It has been quite some time since I posted anything about my Too Fat Lardies games Through the Mud and the Blood WW1 project, which I started in a fit of enthusiasm, but then I lost sight of the models, and as a result progress ground to a halt. As a metaphor for WW1 this is very fitting. Well, except that in this case "lost sight" was only in the sense that they were sitting on the shelf waiting to be painted and I did nothing with them. Well Saturday I was inspired to get them out and start working on them again (I know I was distracted from working on my Spirit of Steiner force, but as I have said before, I'm like a butterfly who flutters from one thing to the next).
I realised that I wasn't totally happy with the way my British Tommies had turned out, as I had tonally transposed the uniform and webbing colours. So I set about rectifying this by an application of Games Workshop's Thraka green wash that did a good job of correcting this problem. However, while that corrected the uniform I still had to repaint the webbing. I've started on this used Catachan green for the dark tone, and will probably use a light khaki for the highlight on the webbing.
Of course once I started repainting the core of my first company I just had to look at the remaining infantry and work out what figures I needed to complete the formation. Fortunately, I had actually bought most of the necessary figures some time ago, but I had just slipped them into a shoebox until such time as I felt ready to continue painting up my British force again. Another out of sight, out of mind moment. Anyway the above picture shows the core of the four platoons my British company will have, the actual formation will be organised as follows:
Four Section Platoon
Seven man rifle section
Seven man rifle grenade section
Seven man bomber section
Ten man Lewis gun section with two Lewis guns
A Lieutenant and senior Sergeant lead the platoon
I intend to field four platoons and as you can see from the picture, add a mortar and HMG sections, with an artillery battery for support. Additional forces will include a troop of cavalry, some Whippet tanks, and of course the iconic MkIV and MkV tanks.
If my Tommies were a little unloved, my Germans were languishing even more from a lack of attention. So I got my notebook out and started sorting out the figures to complete my late war German company.
The company will consist of five platoons, or zugs as they were called by the Germans. Being this is a late war force I'm basing my formation on one that is cited in Too Fat Lardies games Through the Mud and the Blood rules.

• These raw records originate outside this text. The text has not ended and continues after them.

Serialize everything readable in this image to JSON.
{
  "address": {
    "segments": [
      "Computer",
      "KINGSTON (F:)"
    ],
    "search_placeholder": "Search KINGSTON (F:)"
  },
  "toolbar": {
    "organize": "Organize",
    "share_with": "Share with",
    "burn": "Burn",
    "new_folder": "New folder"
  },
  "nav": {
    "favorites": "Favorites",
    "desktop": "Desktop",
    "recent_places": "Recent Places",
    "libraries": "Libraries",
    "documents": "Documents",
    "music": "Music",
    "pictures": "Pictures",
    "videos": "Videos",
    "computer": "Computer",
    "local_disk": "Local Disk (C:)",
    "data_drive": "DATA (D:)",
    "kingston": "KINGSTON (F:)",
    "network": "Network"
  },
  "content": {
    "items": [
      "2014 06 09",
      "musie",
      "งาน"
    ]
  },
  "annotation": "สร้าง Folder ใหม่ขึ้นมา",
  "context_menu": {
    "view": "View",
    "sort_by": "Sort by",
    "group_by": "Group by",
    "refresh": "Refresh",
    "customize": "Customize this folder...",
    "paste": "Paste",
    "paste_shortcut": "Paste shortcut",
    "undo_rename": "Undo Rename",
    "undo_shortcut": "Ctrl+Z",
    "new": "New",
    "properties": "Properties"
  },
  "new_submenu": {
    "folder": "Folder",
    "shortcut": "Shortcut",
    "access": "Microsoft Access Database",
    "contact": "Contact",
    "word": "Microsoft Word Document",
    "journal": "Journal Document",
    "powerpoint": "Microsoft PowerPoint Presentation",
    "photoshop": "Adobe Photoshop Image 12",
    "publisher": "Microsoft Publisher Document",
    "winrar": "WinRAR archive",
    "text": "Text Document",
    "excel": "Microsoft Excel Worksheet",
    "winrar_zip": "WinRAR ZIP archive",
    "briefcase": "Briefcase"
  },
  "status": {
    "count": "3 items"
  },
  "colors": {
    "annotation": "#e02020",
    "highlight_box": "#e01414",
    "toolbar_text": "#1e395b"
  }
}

The company will consist of three kampfzuge (battle groups), each with two zugs. The first and second kampfzuge will each have two zugs consisting of two 11 man einhets gruppes (standard squads), while the third kampfzuge will have two 16 man einhets gruppe.
Zug with two 11 man einhets gruppes
Seven man rifle squad
Four man squad with one LMG
A korporal schaften will command
Zug with two 16 man einhets gruppes
Eight man rifle squad
Eight man squad with two LMGs
A korporal schaften will command
Supporting the kampfzuge will be three squads of stossgruppe (stormtroopers). Two squads will have eight riflemen, while one squad will have ten men with two LMGs. As I like vehicles and want tanks for the Germans too, I will also add an assault stossgruppe consisting of one eight man bomber squad and an eight man pioneer squad with two, two man flame thrower teams to support the AFV7 and other captured tanks I intend to field when using this force in the offensive role.
Compared to the British company organisation, the German force just did my head in as I worked through it. Probably down to the names and the fact that the organisation was left to local commanders discression, which results in very mission orientated task organisation, but by the late war the Germans were struggling to hold the line, so it all looks a little ad hoc.
Another thing I've noticed is that the organisations here are very telling about the psychology of the factions and the inherent prejudices that both had about what made for good operational doctrine. Ultimately wars are won through logistics, not tactics and WW1 was a good predictor of the outcome for WW2, though that is largely down to 20:20 hindsight on my part.